When seeding outdoors or transplanting, if you plan on growing different varieties, the best method for planting corn is to group them by type. Cross-pollination for corn is expected, creating poor results, so separate your corn cultivars by at least 300 yards. Stagger planting by two weeks to draw out your growing season.
Planting My Corn Seeds
When planting corn in a small garden or a large plot, plant corn in blocks based on type. Sow sweetcorn seeds separately from non-sweet varieties to avoid growing an ear of corn with starchy and inedible kernels.
Prepare your garden for corn seeds by monitoring the soil temperature and removing weeds in the area. Combine compost with the top two soil layers and sow corn seeds three inches apart. Thoroughly water your seeds and wait for them to germinate.
When you planted corn seeds and once your corn seedlings sprout, thin them to leave one seed for every foot of space.
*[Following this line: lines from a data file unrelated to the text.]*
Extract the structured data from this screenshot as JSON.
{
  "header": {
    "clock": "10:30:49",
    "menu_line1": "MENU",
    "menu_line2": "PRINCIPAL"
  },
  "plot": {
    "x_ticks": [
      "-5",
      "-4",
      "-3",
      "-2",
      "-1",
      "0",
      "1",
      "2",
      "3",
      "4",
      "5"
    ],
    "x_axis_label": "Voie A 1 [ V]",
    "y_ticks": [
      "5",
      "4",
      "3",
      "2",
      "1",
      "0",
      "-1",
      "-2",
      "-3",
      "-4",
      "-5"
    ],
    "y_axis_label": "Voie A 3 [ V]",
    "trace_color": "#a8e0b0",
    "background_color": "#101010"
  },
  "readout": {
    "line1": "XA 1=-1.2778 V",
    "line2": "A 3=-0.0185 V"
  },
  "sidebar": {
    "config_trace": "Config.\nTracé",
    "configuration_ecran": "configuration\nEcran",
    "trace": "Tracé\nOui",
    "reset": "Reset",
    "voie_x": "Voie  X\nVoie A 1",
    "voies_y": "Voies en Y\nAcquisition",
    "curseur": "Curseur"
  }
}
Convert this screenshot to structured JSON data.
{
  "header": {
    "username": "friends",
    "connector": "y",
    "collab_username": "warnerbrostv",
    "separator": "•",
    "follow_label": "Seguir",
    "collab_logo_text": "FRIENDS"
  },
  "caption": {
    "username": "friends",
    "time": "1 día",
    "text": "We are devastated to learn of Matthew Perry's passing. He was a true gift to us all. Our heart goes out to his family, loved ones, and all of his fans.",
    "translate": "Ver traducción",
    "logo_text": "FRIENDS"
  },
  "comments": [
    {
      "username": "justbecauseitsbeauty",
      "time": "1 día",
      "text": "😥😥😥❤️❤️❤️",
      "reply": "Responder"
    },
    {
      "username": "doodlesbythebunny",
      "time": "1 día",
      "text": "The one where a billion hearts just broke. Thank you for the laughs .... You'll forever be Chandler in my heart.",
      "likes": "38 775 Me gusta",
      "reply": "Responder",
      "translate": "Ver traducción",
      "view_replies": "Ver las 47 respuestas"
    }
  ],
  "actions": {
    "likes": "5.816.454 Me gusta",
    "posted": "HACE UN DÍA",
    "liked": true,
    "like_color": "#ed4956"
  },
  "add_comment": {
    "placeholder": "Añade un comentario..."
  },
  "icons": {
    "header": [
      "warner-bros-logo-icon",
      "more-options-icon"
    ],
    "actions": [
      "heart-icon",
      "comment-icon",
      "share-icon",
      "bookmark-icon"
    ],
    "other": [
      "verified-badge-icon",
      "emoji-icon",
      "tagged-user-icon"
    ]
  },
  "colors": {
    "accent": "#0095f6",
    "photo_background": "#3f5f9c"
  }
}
Because corn roots are susceptible to stress, avoid pulling seedlings out of the ground and use shears for thinning.
It’s essential to weed your garden before your seeds sprout to avoid disturbing your corn stalk’s roots. After your corn plants begin growing, add organic matter mulch to the garden to cover any weeds and prevent them from growing.
Corn plants do not handle nutrient competition well, and mulching is the perfect way to avoid causing stress to your plants while keeping weeds at bay.
Regularly water your corn stalks as they grow, especially once the tassels form. Corn stalks need at least one inch of water per week. Less watering causes stress to your plant, resulting in corn cobs with missing kernels.
While your corn plants grow and develop their ears, monitor your corn stalks for signs of pest damage. The European corn borer is one of the common problems growing corn that likes to attack corn stalks. To kill corn borers and worms on your plants, apply a drop of mineral oil to the top of the ear to smother any insects inside.
Using My Corn After Harvest
After harvesting corn, you might think your only option for enjoying your corn is to eat it off the cob; however, removing kernels from the cob is easy. Once your corn is indoors, remove the husks from your corn by removing a few leaves at a time until the cob is bare.
Break off the husk at the base of the corn ear and rub the corn in one direction with your hands to remove the silk threads between kernels.
To remove kernels from the cob without making a mess, place a small bowl upside down inside a larger bowl. Press the edge of the cob against the bottom of the small bowl and use a sharp knife to slice kernels off the cob.
Carefully cut downward, as close to the base as possible, without cutting into the cob itself. Continue cutting until all sides of the corn are clear of kernels. If you aren’t ready to cook with your kernels, place them in a freezer bag to store sweet corn for a long time in the freezer. Cook your kernels in a steamer or in boiling water.
Preheat the oven to 375°F and spray a baking dish with nonstick spray. Mix your cream cheese, butter, and garlic in a pan over medium heat. Add the milk and mix until smooth. Mix in your corn kernels and continue stirring.
Add thyme and season with salt and pepper to taste. Spread the corn mixture into the dish and top with shredded cheese—bake for 15 minutes before serving.
When you harvest corn depends chiefly on the type of corn you grow. Unless you’re looking to feed livestock, the best time to harvest your corn is while your sweet corn is still immature and in its milk stage.
We hope you learned when to harvest corn from our guide and will share our tips on how to harvest corn plants with your friends on Facebook and Pinterest who are interested in learning about corn crops.